MANHATTAN, Kan. (AP)—Kansas coach Bill Self has no doubt that this is his favorite championship team.
“From my standpoint, this was sweeter than any of the other ones that I have had, because we started 1-2,” Self said after the 18th-ranked Jayhawks beat Kansas State 66-52 on Saturday to clinch at least a share of the Big 12 championship.
“We were 1-2 and not very good, and guys got confidence and guys grew up and got pretty good late,” said Self, whose 2004-05 team shared the Big 12 title with Oklahoma but then lost a core of senior stars that included All-American Wayne Simien. “To me, I have more pride with a team not expecting to do it, and do it, than a team that is expected to do it and does it.”
It is the sixth conference championship for Self, whose teams also won two Big 10 titles at Illinois and two Western Athletic Conference titles at Tulsa. Kansas (22-7, 13-3 Big 12) can win its sixth Big 12 championship outright if No. 6 Texas loses Sunday to No. 19 Oklahoma.
“We’re a young team and not too many people expected much out of us,” said sophomore guard Russell Robinson, who had 11 points against the Wildcats (15-12, 6-10). “We tried to go out there and play hard every day and it paid off.”
Brandon Rush tied a career high with 24 points and Mario Chalmers added 14 points for Kansas, which won its 23rd straight game in Manhattan and is 18-0 in Bramlage Coliseum since it opened in 1989.
The latest loss might have come in the last home game for Kansas State coach Jim Wooldridge, who has been under pressure to reach the NCAA tournament—or lose his job after six seasons in Manhattan.
Wooldridge smilingly deflected questions about his future, saying he was focused only on getting Kansas State—which has lost a school-record nine games by five or fewer points this year—ready for the Big 12 tournament.
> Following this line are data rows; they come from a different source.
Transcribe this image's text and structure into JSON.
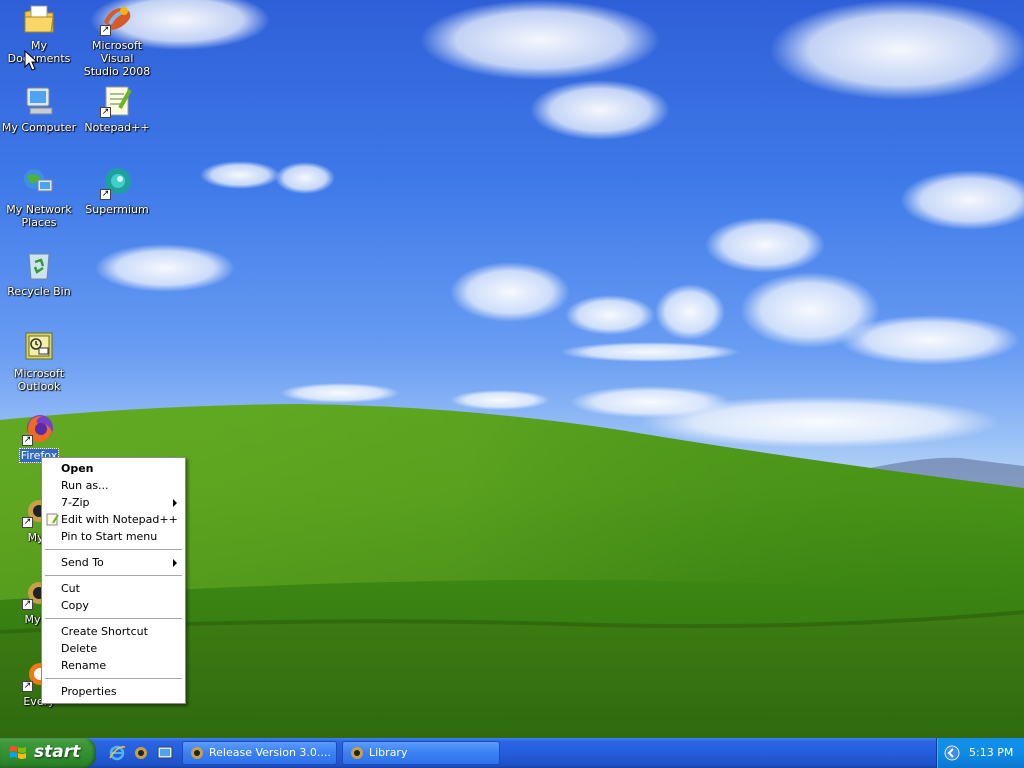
{
  "desktop": {
    "icons": [
      {
        "label": "My Documents",
        "icon": "my-documents-icon"
      },
      {
        "label": "Microsoft Visual Studio 2008",
        "line1": "Microsoft Visual",
        "line2": "Studio 2008",
        "icon": "visual-studio-icon"
      },
      {
        "label": "My Computer",
        "icon": "my-computer-icon"
      },
      {
        "label": "Notepad++",
        "icon": "notepadpp-icon"
      },
      {
        "label": "My Network Places",
        "line1": "My Network",
        "line2": "Places",
        "icon": "network-places-icon"
      },
      {
        "label": "Supermium",
        "icon": "supermium-icon"
      },
      {
        "label": "Recycle Bin",
        "icon": "recycle-bin-icon"
      },
      {
        "label": "Microsoft Outlook",
        "line1": "Microsoft",
        "line2": "Outlook",
        "icon": "outlook-icon"
      },
      {
        "label": "Firefox",
        "icon": "firefox-icon",
        "selected": true
      },
      {
        "label": "MyP",
        "icon": "mypal-icon"
      },
      {
        "label": "MyPa",
        "icon": "mypal-icon"
      },
      {
        "label": "Every",
        "icon": "everything-icon"
      }
    ]
  },
  "context_menu": {
    "items": [
      {
        "label": "Open",
        "bold": true
      },
      {
        "label": "Run as..."
      },
      {
        "label": "7-Zip",
        "submenu": true
      },
      {
        "label": "Edit with Notepad++",
        "icon": "notepadpp-small-icon"
      },
      {
        "label": "Pin to Start menu"
      },
      {
        "label": "Send To",
        "submenu": true
      },
      {
        "label": "Cut"
      },
      {
        "label": "Copy"
      },
      {
        "label": "Create Shortcut"
      },
      {
        "label": "Delete"
      },
      {
        "label": "Rename"
      },
      {
        "label": "Properties"
      }
    ]
  },
  "taskbar": {
    "start_label": "start",
    "quick_launch": [
      "ie-icon",
      "mypal-icon",
      "show-desktop-icon"
    ],
    "tasks": [
      {
        "label": "Release Version 3.0....",
        "icon": "mypal-icon"
      },
      {
        "label": "Library",
        "icon": "mypal-icon"
      }
    ],
    "tray": {
      "icons": [
        "volume-icon"
      ],
      "clock": "5:13 PM"
    }
  },
  "colors": {
    "taskbar_blue": "#245edb",
    "start_green": "#3c9a3a",
    "tray_blue": "#0f8ce5",
    "selection_blue": "#316ac5"
  }
}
“I think the important thing for all of us in this program—the players, the other coaches—from my perspective, the best thing to do is leave that issue dormant,” said Wooldridge, who drew a first-half technical for protesting a no-call in Kansas’ offensive end. “We’re going on into Monday and Tuesday of next week to do something in the tournament.”
The Wildcats made it close in the second half but failed to get their first season sweep of Kansas since 1983.
“It’s not about beating KU. It’s just the fact that we didn’t win tonight,” said guard Cartier Martin, who said Martin, who was the only Kansas State player in double figures with 17 points.
Rush, a freshman guard, took only eight shots and was held to 12 points when Kansas State won 59-55 on Jan. 14 in Lawrence, breaking a 31-game losing streak to the Jayhawks. This time, he was 9-for-18 from the field, including 4-for-7 from 3-point range.
The Jayhawks went 6-for-9 from outside the arc in the first half, taking a 15-point lead at the break, before Kansas State started its comeback.
The Wildcats opened the second half with an 8-0 run to get within 39-32. They twice cut the margin to three points, the last time on Martin’s 3-pointer with just under 11 minutes left to get within 49-46.
But they didn’t score again from the field, and clutch plays by freshman forward Julian Wright helped the Jayhawks regain control of the game.
Wright’s tip-in with 6:12 left made it 54-47. On Kansas State’s ensuing possession, he made a diving steal, rolled over while avoiding a traveling call and flipped to Rush for a dunk. Then, after rebounds at each end by Wright, Robinson hit a 3-pointer to give Kansas a 59-47 lead with five minutes to go.
Kansas State’s David Hoskins hit four free throws in a one-minute span, the last two cutting Kansas’ lead to 60-52 with 3:11 left, but those were the Wildcats’ last points of the day.
“I just think it was mental mistakes by us,” Martin said. “We just didn’t take care of the ball as well as we should have.”
Point guard Clent Stewart, who led the Wildcats with 15 points in their victory in Lawrence, has been struggling with an ankle injury and was held scoreless on Saturday.
Kansas State hit its first three field goals and took a 6-2 lead in the first 3 1/2 minutes, but then committed a rash of turnovers and missed straight shots over the next 5 1/2 minutes. The Jayhawks capitalized with a 16-1 run, including a 10-0 stretch in which Chalmers scored five points, for an 18-7 lead with just under 11 1/2 minutes left in the first half.
The Jayhawks closed out the half with a 9-3 run—capped by Rush’s banked 3-pointer with 1 second left—for a 39-24 halftime lead.